[TASK GOAL]
Scan the listing for "page" and copy out each line that has it.

*** DATA SUPPLIED Section Begins ***

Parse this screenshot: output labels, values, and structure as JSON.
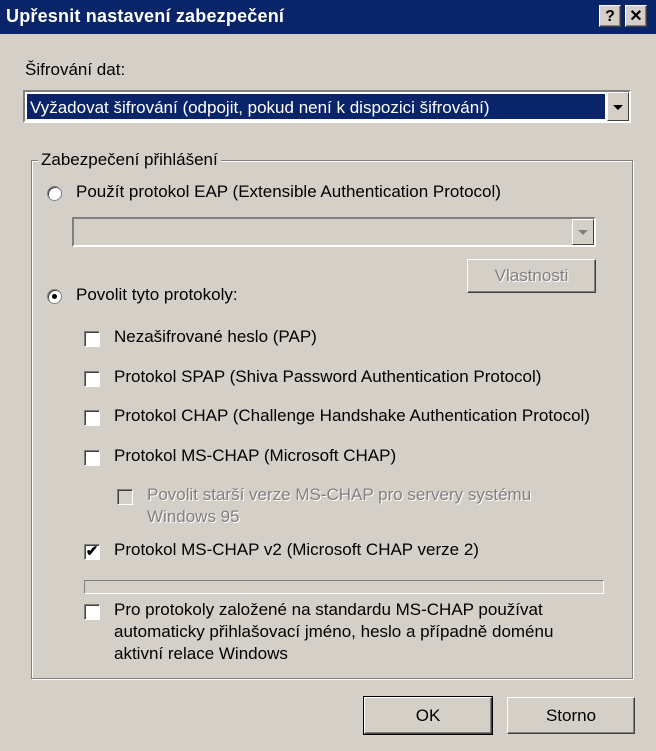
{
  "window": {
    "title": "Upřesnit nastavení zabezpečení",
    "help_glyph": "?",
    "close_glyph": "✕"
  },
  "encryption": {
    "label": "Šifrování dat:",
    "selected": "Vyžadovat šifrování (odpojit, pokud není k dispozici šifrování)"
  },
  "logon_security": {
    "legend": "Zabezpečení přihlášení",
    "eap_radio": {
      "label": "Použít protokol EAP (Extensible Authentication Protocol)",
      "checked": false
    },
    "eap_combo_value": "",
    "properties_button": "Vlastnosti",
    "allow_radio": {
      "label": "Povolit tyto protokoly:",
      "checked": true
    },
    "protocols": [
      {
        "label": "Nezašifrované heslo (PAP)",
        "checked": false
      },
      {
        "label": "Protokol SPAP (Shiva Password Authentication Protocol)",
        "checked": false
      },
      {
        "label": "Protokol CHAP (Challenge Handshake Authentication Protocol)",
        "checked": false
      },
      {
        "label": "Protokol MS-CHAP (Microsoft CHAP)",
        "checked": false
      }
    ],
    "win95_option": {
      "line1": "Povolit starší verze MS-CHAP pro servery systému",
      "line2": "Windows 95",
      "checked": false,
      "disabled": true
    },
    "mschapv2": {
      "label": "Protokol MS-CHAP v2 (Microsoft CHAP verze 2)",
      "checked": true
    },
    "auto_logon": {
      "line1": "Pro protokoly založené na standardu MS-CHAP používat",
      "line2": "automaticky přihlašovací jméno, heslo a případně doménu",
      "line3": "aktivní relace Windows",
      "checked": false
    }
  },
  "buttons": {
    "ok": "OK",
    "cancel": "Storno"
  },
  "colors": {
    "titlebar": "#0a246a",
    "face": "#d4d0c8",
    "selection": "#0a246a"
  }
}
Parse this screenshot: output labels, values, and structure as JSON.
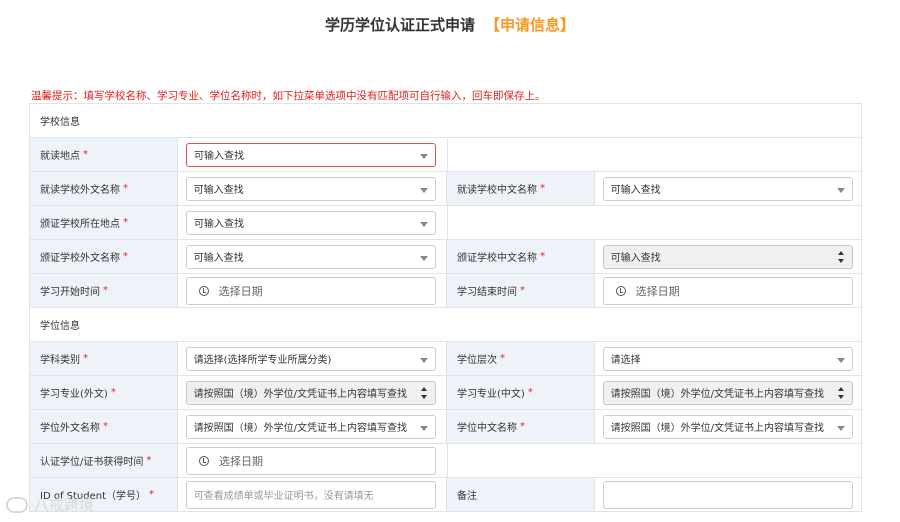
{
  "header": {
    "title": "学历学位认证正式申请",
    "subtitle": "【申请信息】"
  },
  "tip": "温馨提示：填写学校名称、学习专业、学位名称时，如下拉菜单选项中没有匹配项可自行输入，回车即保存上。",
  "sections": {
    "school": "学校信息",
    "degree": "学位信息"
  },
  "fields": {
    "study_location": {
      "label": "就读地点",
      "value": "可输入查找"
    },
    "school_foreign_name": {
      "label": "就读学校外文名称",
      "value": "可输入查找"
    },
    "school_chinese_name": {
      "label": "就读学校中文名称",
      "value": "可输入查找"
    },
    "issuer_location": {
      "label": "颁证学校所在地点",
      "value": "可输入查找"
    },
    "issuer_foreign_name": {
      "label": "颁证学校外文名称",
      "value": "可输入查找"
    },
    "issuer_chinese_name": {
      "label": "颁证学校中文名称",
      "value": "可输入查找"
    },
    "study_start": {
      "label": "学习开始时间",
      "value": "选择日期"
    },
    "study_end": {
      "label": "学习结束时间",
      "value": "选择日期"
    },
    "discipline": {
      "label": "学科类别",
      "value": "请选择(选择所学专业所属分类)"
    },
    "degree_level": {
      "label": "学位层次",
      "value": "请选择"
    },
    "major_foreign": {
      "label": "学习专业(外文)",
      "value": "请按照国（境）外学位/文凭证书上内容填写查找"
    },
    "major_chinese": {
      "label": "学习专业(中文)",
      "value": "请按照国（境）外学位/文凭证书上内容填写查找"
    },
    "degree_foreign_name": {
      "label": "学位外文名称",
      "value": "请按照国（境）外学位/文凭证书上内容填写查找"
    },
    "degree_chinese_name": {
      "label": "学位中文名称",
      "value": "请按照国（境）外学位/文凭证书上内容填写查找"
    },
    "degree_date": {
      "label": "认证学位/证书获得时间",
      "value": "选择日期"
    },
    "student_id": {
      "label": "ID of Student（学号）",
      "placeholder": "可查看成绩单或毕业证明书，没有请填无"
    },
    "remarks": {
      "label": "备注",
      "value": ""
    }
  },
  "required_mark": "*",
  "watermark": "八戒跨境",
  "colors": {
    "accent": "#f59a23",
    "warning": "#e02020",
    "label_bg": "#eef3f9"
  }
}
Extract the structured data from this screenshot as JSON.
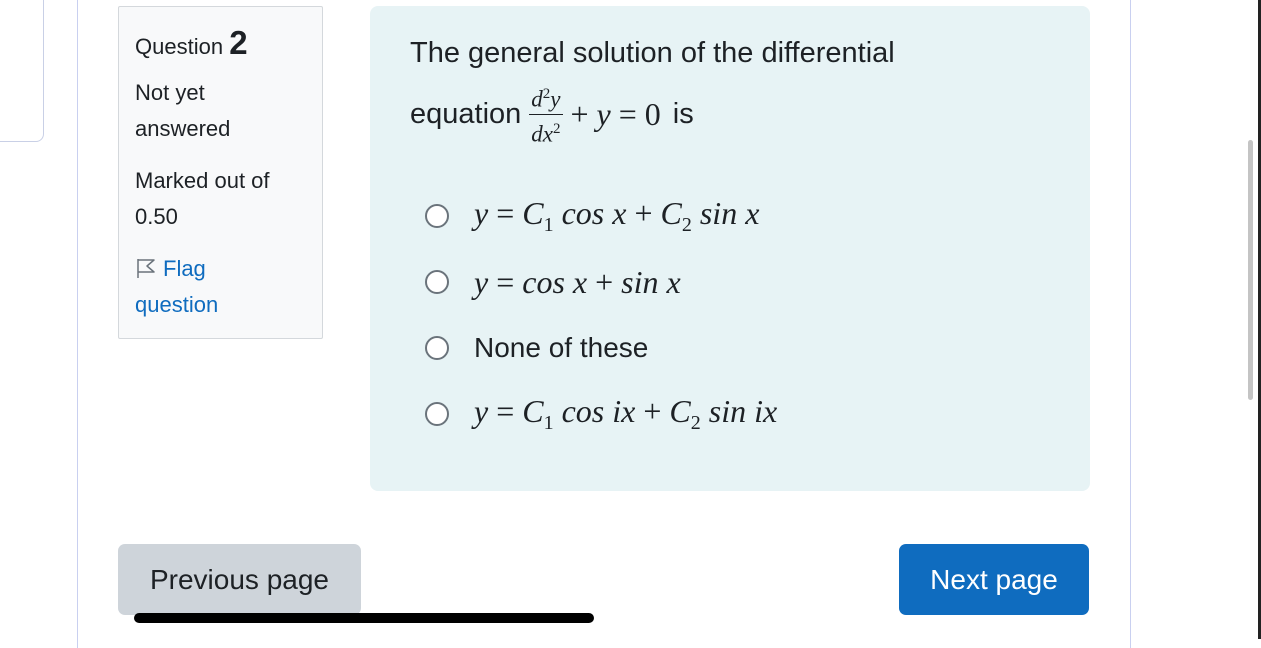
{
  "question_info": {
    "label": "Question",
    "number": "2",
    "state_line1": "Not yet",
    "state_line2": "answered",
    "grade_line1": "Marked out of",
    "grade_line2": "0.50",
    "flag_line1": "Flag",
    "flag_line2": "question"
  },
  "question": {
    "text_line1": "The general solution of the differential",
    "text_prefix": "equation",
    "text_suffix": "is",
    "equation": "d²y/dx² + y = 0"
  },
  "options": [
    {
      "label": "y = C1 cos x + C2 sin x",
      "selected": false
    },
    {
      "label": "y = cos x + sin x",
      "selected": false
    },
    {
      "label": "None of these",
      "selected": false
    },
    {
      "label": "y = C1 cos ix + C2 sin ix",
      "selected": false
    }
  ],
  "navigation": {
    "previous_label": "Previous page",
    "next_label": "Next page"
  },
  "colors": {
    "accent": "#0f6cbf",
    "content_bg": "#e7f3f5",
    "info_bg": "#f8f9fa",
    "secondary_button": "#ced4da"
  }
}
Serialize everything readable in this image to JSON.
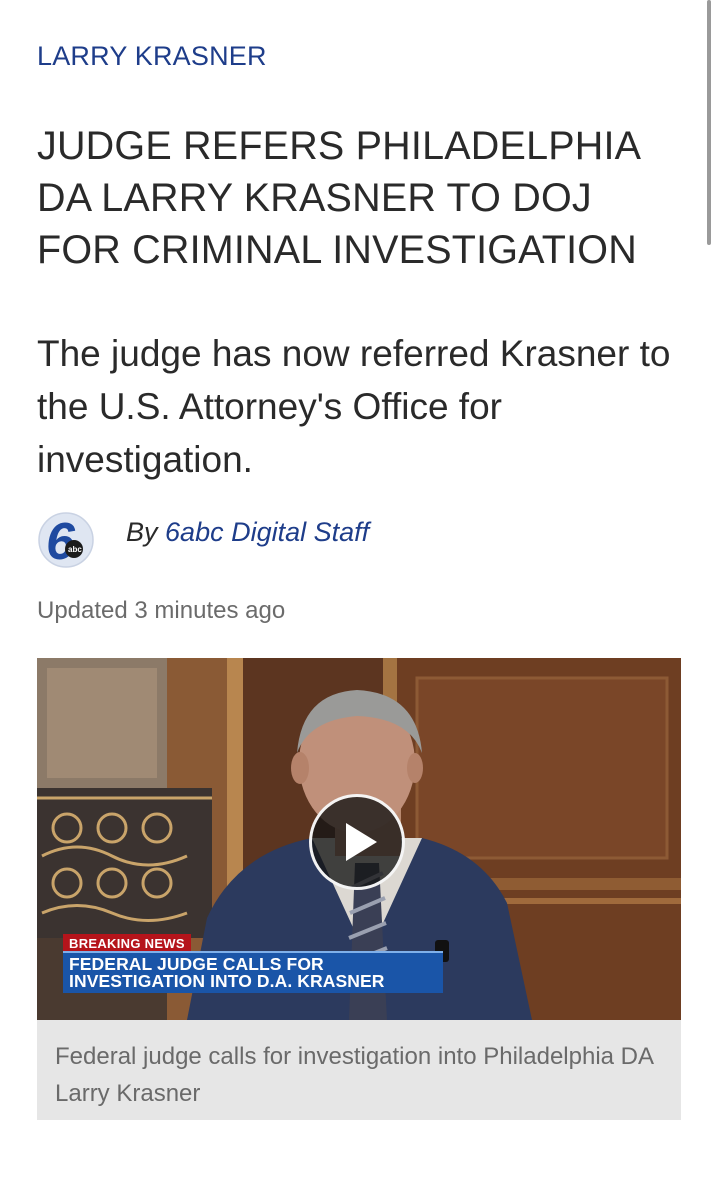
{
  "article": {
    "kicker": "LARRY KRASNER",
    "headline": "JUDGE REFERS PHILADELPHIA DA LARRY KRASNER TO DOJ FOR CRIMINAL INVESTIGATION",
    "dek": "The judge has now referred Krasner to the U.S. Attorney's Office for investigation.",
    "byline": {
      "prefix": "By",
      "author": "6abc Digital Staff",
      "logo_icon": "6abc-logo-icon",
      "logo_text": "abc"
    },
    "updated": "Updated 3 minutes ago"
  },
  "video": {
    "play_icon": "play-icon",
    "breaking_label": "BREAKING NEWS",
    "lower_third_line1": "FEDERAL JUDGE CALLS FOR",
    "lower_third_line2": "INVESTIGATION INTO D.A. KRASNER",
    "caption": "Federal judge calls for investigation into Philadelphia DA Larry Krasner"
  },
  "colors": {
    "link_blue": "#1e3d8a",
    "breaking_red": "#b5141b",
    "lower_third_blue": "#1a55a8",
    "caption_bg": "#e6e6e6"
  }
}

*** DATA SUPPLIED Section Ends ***

[TASK RESULT]
    "previous_label": "Previous page",
    "next_label": "Next page"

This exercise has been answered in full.